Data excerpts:
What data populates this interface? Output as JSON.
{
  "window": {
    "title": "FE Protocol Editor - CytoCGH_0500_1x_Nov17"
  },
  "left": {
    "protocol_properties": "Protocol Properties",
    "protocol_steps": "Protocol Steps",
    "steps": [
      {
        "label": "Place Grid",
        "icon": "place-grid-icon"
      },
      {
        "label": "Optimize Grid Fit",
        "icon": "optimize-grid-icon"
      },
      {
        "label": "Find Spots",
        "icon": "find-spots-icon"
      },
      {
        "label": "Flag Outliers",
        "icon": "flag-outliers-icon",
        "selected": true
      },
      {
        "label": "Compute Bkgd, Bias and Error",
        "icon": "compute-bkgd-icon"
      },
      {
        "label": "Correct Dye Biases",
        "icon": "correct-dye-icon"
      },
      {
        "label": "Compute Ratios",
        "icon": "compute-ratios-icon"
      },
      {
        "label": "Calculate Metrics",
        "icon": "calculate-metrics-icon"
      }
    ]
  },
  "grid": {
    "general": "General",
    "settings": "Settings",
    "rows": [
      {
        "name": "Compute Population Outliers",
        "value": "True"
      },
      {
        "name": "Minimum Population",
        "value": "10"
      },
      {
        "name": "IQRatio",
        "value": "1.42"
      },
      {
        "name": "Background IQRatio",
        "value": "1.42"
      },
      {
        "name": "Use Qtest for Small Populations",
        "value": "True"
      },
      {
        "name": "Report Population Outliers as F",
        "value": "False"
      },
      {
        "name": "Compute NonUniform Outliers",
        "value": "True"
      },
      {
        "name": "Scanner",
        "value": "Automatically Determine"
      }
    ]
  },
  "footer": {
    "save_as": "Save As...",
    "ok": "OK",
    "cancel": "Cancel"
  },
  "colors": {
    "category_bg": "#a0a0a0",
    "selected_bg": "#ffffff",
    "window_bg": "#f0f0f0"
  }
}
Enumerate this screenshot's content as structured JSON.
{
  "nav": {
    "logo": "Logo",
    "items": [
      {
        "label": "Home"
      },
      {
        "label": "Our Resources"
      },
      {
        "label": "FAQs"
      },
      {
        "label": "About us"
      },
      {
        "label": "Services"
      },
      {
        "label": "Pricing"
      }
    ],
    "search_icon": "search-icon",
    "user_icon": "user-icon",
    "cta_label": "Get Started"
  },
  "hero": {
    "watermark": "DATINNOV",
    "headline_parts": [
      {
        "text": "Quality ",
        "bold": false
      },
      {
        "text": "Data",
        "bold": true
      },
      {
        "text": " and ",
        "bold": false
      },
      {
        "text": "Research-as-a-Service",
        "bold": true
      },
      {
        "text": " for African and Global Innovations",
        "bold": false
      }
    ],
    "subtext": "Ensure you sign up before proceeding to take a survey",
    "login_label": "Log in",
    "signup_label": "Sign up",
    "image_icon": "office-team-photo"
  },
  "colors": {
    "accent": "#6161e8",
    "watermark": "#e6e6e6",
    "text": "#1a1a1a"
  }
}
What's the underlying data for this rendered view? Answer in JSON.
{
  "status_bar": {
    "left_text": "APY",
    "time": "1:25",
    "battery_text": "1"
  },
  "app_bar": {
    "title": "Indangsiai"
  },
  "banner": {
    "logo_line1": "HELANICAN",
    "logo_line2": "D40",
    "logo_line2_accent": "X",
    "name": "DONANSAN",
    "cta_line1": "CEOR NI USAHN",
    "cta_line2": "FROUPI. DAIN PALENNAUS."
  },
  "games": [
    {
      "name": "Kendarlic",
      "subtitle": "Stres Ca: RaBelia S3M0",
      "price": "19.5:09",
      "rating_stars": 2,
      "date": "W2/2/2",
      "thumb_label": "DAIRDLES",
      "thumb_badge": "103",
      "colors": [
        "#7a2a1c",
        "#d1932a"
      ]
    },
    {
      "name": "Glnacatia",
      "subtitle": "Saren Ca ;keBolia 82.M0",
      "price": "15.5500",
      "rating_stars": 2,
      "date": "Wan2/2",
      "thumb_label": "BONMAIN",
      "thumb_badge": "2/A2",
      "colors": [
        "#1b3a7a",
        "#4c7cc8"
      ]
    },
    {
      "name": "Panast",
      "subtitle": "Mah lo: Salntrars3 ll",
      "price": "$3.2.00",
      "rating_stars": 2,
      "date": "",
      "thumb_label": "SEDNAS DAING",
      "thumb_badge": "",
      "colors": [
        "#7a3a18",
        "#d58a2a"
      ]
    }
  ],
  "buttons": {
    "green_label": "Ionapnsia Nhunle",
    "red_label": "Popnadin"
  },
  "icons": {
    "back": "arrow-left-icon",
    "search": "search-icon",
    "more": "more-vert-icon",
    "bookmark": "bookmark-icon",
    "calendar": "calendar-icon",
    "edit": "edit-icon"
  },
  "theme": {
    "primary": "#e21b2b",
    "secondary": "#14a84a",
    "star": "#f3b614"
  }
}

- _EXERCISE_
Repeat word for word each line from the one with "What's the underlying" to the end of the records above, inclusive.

- _RESPONSE TO THIS EXERCISE_
What's the underlying data for this rendered view? Answer in JSON.
{
  "status_bar": {
    "left_text": "APY",
    "time": "1:25",
    "battery_text": "1"
  },
  "app_bar": {
    "title": "Indangsiai"
  },
  "banner": {
    "logo_line1": "HELANICAN",
    "logo_line2": "D40",
    "logo_line2_accent": "X",
    "name": "DONANSAN",
    "cta_line1": "CEOR NI USAHN",
    "cta_line2": "FROUPI. DAIN PALENNAUS."
  },
  "games": [
    {
      "name": "Kendarlic",
      "subtitle": "Stres Ca: RaBelia S3M0",
      "price": "19.5:09",
      "rating_stars": 2,
      "date": "W2/2/2",
      "thumb_label": "DAIRDLES",
      "thumb_badge": "103",
      "colors": [
        "#7a2a1c",
        "#d1932a"
      ]
    },
    {
      "name": "Glnacatia",
      "subtitle": "Saren Ca ;keBolia 82.M0",
      "price": "15.5500",
      "rating_stars": 2,
      "date": "Wan2/2",
      "thumb_label": "BONMAIN",
      "thumb_badge": "2/A2",
      "colors": [
        "#1b3a7a",
        "#4c7cc8"
      ]
    },
    {
      "name": "Panast",
      "subtitle": "Mah lo: Salntrars3 ll",
      "price": "$3.2.00",
      "rating_stars": 2,
      "date": "",
      "thumb_label": "SEDNAS DAING",
      "thumb_badge": "",
      "colors": [
        "#7a3a18",
        "#d58a2a"
      ]
    }
  ],
  "buttons": {
    "green_label": "Ionapnsia Nhunle",
    "red_label": "Popnadin"
  },
  "icons": {
    "back": "arrow-left-icon",
    "search": "search-icon",
    "more": "more-vert-icon",
    "bookmark": "bookmark-icon",
    "calendar": "calendar-icon",
    "edit": "edit-icon"
  },
  "theme": {
    "primary": "#e21b2b",
    "secondary": "#14a84a",
    "star": "#f3b614"
  }
}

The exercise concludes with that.